Historical photos show sand-covered Great Highway and Sunset
The Great Highway has been closed for the past few days due to windblown sand covering the road, but these historical photos show that earlier residents of San Francisco’s Sunset District and Ocean Beach areas dealt with sand drifts far worse.
The sand can present a hazard for drivers, and the blasting winds turn Ocean Beach into a miserable place for surfers, fishermen and almost everyone else except a handful of hardy kiteboarders. But when the Outer Sunset and Outer Richmond were first being developed, sand often covered streets, sidewalks and yards many blocks away from the water.
Check out these photos from the San Francisco Historical Photograph Collection from the San Francisco Public Library.

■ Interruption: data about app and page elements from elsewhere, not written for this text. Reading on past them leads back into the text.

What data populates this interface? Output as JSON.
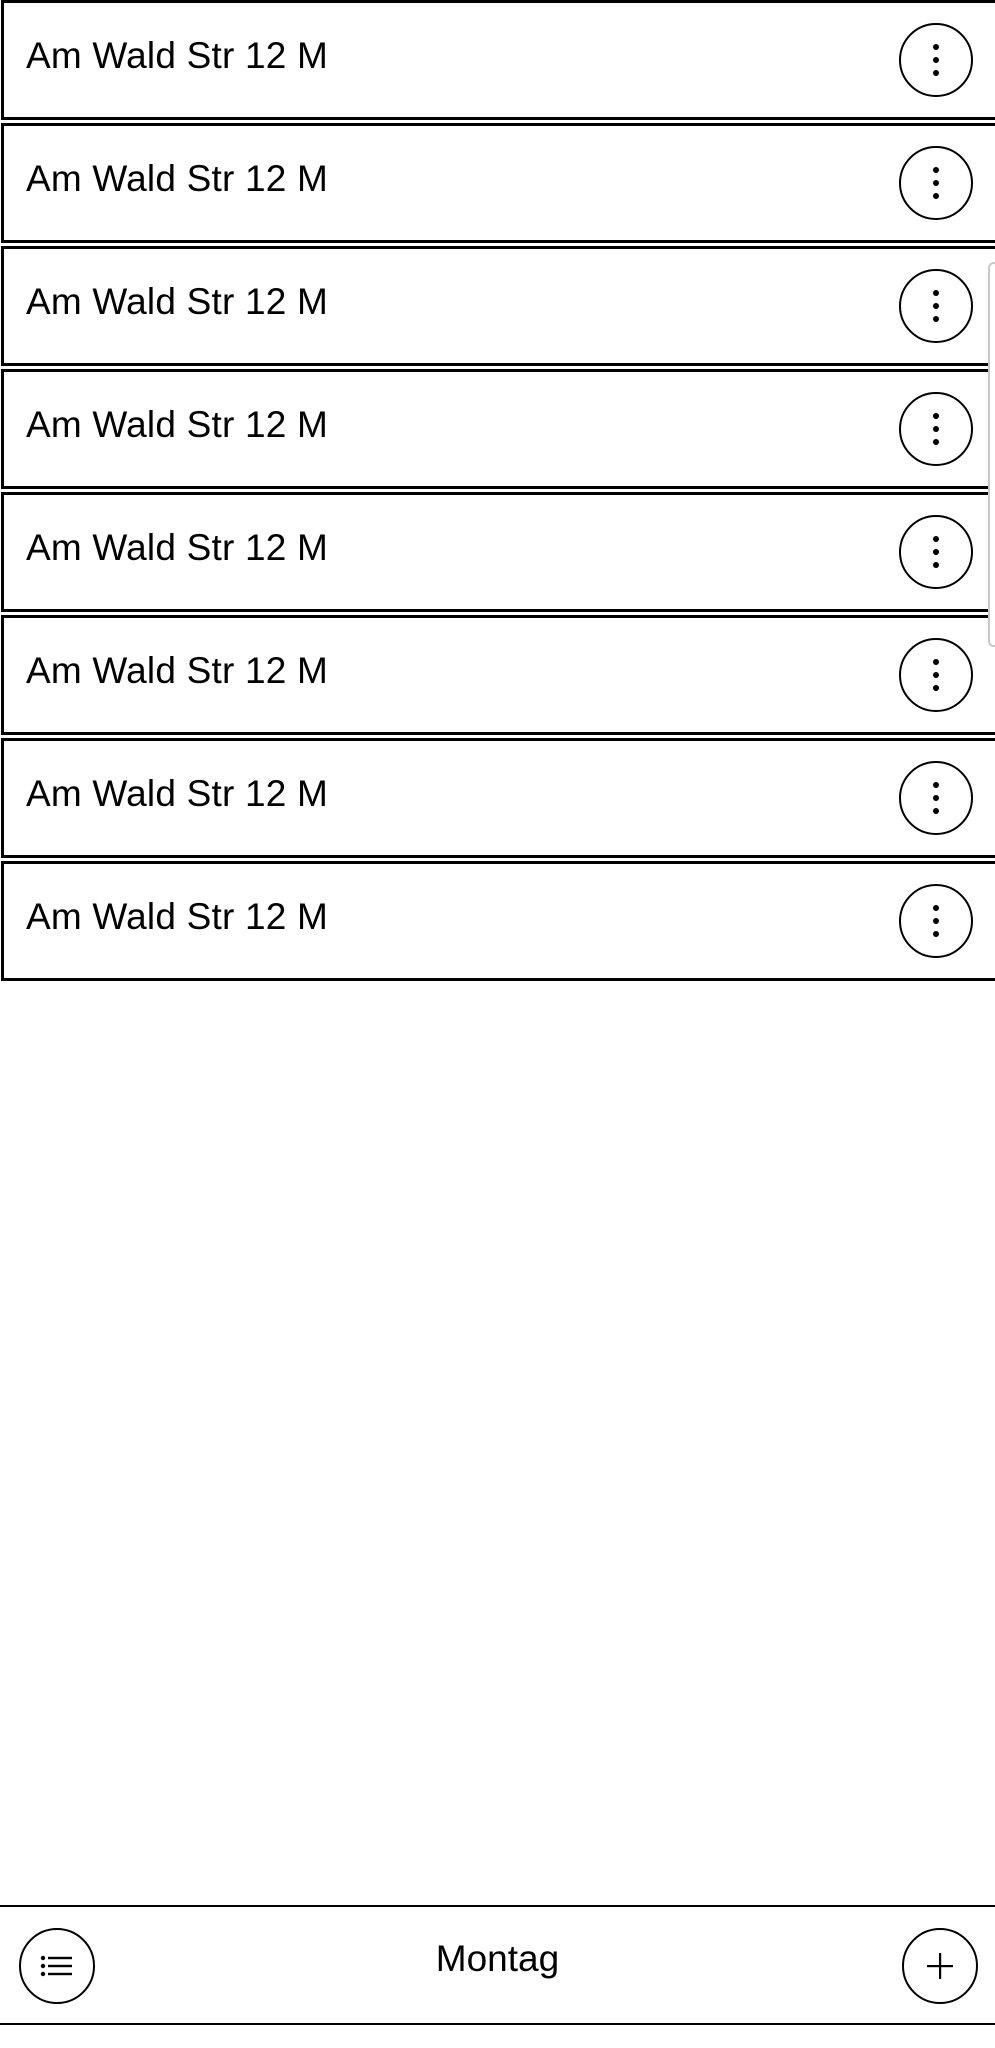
{
  "list": {
    "items": [
      {
        "label": "Am Wald Str 12 M",
        "menu_icon": "more-vertical-icon"
      },
      {
        "label": "Am Wald Str 12 M",
        "menu_icon": "more-vertical-icon"
      },
      {
        "label": "Am Wald Str 12 M",
        "menu_icon": "more-vertical-icon"
      },
      {
        "label": "Am Wald Str 12 M",
        "menu_icon": "more-vertical-icon"
      },
      {
        "label": "Am Wald Str 12 M",
        "menu_icon": "more-vertical-icon"
      },
      {
        "label": "Am Wald Str 12 M",
        "menu_icon": "more-vertical-icon"
      },
      {
        "label": "Am Wald Str 12 M",
        "menu_icon": "more-vertical-icon"
      },
      {
        "label": "Am Wald Str 12 M",
        "menu_icon": "more-vertical-icon"
      }
    ]
  },
  "bottom_bar": {
    "title": "Montag",
    "left_icon": "list-icon",
    "right_icon": "plus-icon"
  },
  "colors": {
    "foreground": "#000000",
    "background": "#ffffff",
    "scroll_indicator": "#c8c8c8"
  }
}
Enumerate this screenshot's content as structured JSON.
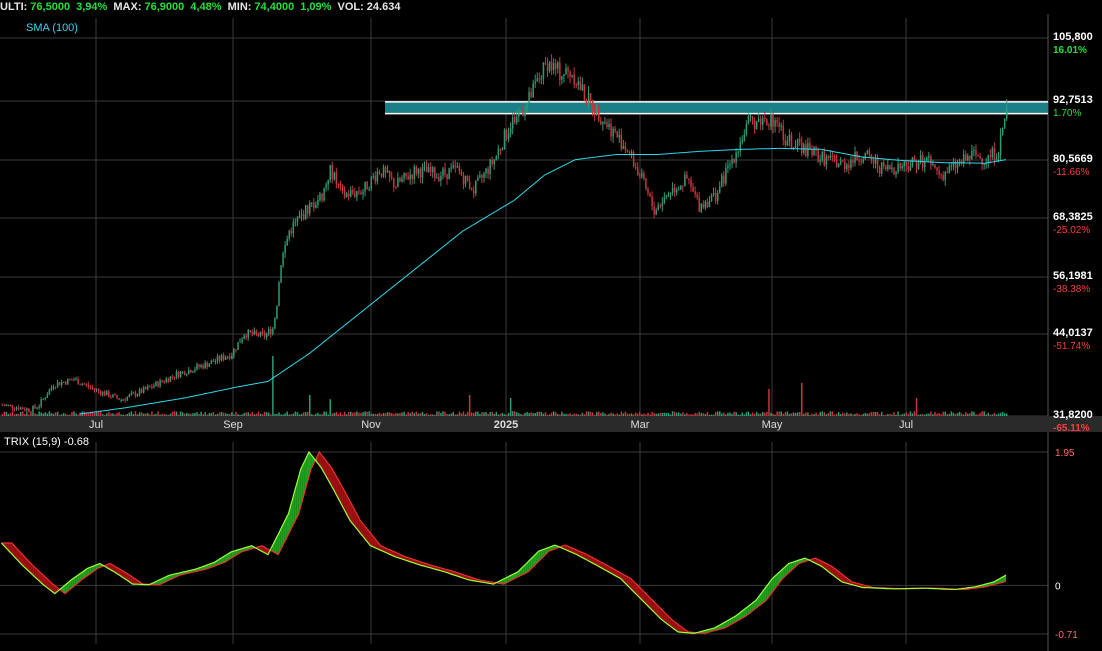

Titles and captions come from the library’s information on the photographs, including references to “Mr. Fixit,” a column from the old San Francisco News newspaper.
Sand dunes along Great Highway at Ocean Beach
"Contrasts: View-blocking dunes (center rear) and leveled-off sand (foreground). It's a great beach, but you can't see it. That's the story of Ocean Beach from Lincoln Way to Sloat Boulevard. Along what is probably the most challenging beach in San Francisco - where the sea is as wild as any and where the surf is mean - the public is barred from a look. The reason is simple. There is a sand drift problem there. The Recreation-Park Department has had innumerable crews trying to solve the problem. They haven't succeeded..." Feb. 25, 1964. San Francisco News-Call Bulletin photo by Bob Jones. San Francisco Historical Photograph Collection.